I will say there are exception. Harris Teeter, a small (and thank-God expanding) supermarket chain is every foodie's dream. They started in North Florida and have moved up the coast as far as Virginia, and are now moving inland. There's one in Nashville, and another either open or soon to open, in Knoxville. But such places really stand out because they are so rare.
>all the other flours on the shelf.<
Hmmmmmm? I my local supermarket, "all the other flours" consist of 1 brand of bread flour; three brands of self-rising white flour; three brands of self-rising corn flour; and two or three brands of mixes (i.e., Jiffy).
It's hard to realize that when we've got such huge markets up here - some have one aisle (both sides of the aisle) from one end to the other devoted to just jams and jellies, marmalades and preserves. Even peanut butter doesn't fit in that aisle.
And with the selection we have I sometime think everyone can go to a "bigger" store and find these things.
And we even have one chain that has opened 2 "interntional" markets. Huge and packed with everything from every country.

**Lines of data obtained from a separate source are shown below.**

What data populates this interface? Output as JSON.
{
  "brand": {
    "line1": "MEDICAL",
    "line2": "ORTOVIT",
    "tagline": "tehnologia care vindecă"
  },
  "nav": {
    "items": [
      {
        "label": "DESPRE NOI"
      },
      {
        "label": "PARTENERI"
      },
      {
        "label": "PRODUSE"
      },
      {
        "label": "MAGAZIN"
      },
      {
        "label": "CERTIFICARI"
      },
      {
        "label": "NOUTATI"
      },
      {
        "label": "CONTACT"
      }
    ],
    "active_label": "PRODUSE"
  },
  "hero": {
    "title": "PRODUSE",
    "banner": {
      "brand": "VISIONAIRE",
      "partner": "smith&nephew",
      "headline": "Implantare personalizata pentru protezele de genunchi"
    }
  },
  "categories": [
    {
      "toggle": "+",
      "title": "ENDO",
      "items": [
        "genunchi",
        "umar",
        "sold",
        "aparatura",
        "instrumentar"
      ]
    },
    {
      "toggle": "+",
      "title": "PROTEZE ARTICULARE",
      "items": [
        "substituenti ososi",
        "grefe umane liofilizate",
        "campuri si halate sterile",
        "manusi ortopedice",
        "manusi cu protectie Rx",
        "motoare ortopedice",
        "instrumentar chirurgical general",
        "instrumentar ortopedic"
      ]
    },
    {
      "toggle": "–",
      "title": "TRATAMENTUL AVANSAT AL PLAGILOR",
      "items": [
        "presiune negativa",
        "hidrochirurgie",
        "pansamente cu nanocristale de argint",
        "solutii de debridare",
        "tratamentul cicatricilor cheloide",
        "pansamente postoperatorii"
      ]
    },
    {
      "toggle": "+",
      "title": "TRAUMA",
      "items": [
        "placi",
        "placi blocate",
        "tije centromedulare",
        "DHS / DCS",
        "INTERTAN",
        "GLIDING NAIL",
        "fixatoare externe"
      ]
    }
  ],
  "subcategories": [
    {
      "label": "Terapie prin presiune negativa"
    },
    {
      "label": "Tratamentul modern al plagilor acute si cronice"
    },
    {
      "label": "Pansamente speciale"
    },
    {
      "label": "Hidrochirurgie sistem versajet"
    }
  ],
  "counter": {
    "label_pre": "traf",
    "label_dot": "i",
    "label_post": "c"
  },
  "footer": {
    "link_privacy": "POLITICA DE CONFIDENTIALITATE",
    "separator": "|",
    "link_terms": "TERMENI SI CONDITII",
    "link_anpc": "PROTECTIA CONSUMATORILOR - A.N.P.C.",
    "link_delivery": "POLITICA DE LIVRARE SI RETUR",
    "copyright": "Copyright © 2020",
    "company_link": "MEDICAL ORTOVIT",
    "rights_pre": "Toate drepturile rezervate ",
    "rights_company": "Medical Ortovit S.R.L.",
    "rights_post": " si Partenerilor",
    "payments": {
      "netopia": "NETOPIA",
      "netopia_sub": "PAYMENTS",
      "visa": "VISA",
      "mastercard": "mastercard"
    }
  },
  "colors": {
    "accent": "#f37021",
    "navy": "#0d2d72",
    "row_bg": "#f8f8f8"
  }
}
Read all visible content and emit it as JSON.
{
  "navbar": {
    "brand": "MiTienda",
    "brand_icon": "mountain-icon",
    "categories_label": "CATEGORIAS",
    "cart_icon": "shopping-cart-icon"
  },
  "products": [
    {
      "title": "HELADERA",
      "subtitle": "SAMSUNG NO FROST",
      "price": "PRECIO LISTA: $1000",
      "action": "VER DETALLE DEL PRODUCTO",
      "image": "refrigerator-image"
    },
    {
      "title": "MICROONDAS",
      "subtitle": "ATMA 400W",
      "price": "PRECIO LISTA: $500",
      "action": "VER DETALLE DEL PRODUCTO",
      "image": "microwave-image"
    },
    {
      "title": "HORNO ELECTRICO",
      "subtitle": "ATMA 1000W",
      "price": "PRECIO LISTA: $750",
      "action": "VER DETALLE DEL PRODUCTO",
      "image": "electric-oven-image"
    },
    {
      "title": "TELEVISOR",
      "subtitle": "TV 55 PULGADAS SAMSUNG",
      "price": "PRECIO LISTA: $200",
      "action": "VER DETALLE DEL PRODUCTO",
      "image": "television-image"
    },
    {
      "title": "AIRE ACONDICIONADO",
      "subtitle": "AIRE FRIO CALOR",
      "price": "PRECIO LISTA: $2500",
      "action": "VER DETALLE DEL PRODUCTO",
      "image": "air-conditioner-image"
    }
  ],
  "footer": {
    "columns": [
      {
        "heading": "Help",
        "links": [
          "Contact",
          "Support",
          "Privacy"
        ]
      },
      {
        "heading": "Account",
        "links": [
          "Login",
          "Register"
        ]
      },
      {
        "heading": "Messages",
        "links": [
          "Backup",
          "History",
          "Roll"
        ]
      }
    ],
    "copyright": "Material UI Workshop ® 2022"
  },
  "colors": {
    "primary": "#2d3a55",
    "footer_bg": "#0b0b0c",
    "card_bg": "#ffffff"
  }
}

KYH hit the nail on the head! It is laughable what we have available. I am so glad for the internet as that is a like a life-line to otherwise unheard of items here.
I was so happy when my newest best cookbook (dare I say it? lol) actually gave me recipes for things I can only get by mail-order, that really made my day, as a matter-of-fact my preserved lemons will be ready July 3rd (I can hardly wait!!!) now there was nothing particularly hard about making them, and I doubt they are available in many stores outside of an Intl. Mkt. or mail-order, but I found it to be so nice to actually be offered a recipe to make my own!
Maybe that would be a great cookbook idea: a cookbook with recipes for things that are not readily available for purchase!!! Calling all authors...............what do you think of that idea?
Example: I am just guessing but the cookbook would contain how to grind your own flours Of-course you would have to buy a mill, and grind your own spices, etc......
Originally Posted by Mama Mangia
Mama you are lucky!!! If it weren't so cold up there I would move on up!
I don't know just how lucky that is.
Originally Posted by Cook Chatty Cathy
But Cathy -think about this........
Some no-mind makes a plan-a-gram for a supermarket and puts in this aisle (for instance). Why???
Just how much jam or jelly do you consume? I make my own. What is the purpose? How long do you think it will last - meaning the aisle - not the product.
Grape jelly - how many different companies have their grape jelly on those shelves? How many would you buy? How often do you buy it?
I can see an aisle devoted to pasta (for instance) - but jams and jellies?
And it gets to be a turn-off.
I prefer a small store with brand names where I can shop and get what I want. Thirty-seven different brands of tomato puree or tomato paste does not turn me on.
This store is not going to be in existence for long - not with the way they are stocking it.
No wonder there are so many preservative in foods these days - most have to sit on the shelves forever!
>I can see an aisle devoted to pasta (for instance) - but jams and jellies?<
I good example, Mama. 'Round heah, a typical pasta section is rather large. Might be as much as half an aisle. But when you look closely you find it isn't stocked in breadth.
What you have is three of four "standard" pastas. But as many as five brands of each. I'd druther see fewer brands and a wider selection of types. I mean, let's face it, how much difference is there between commercial versions of spaghetti?
And, of course, until Buitoni started it's big push recently, we're talking strictly dry pasta. There was no such thing as fresh pasta.
It's pretty much that way with everything. They either don't have it at all (most common). Or they have a wide choice of brands, all for the same item.
And if you think it's hard on a native, just imagine someone like me, who grew up in NYC, where anything I wanted was available 24/7.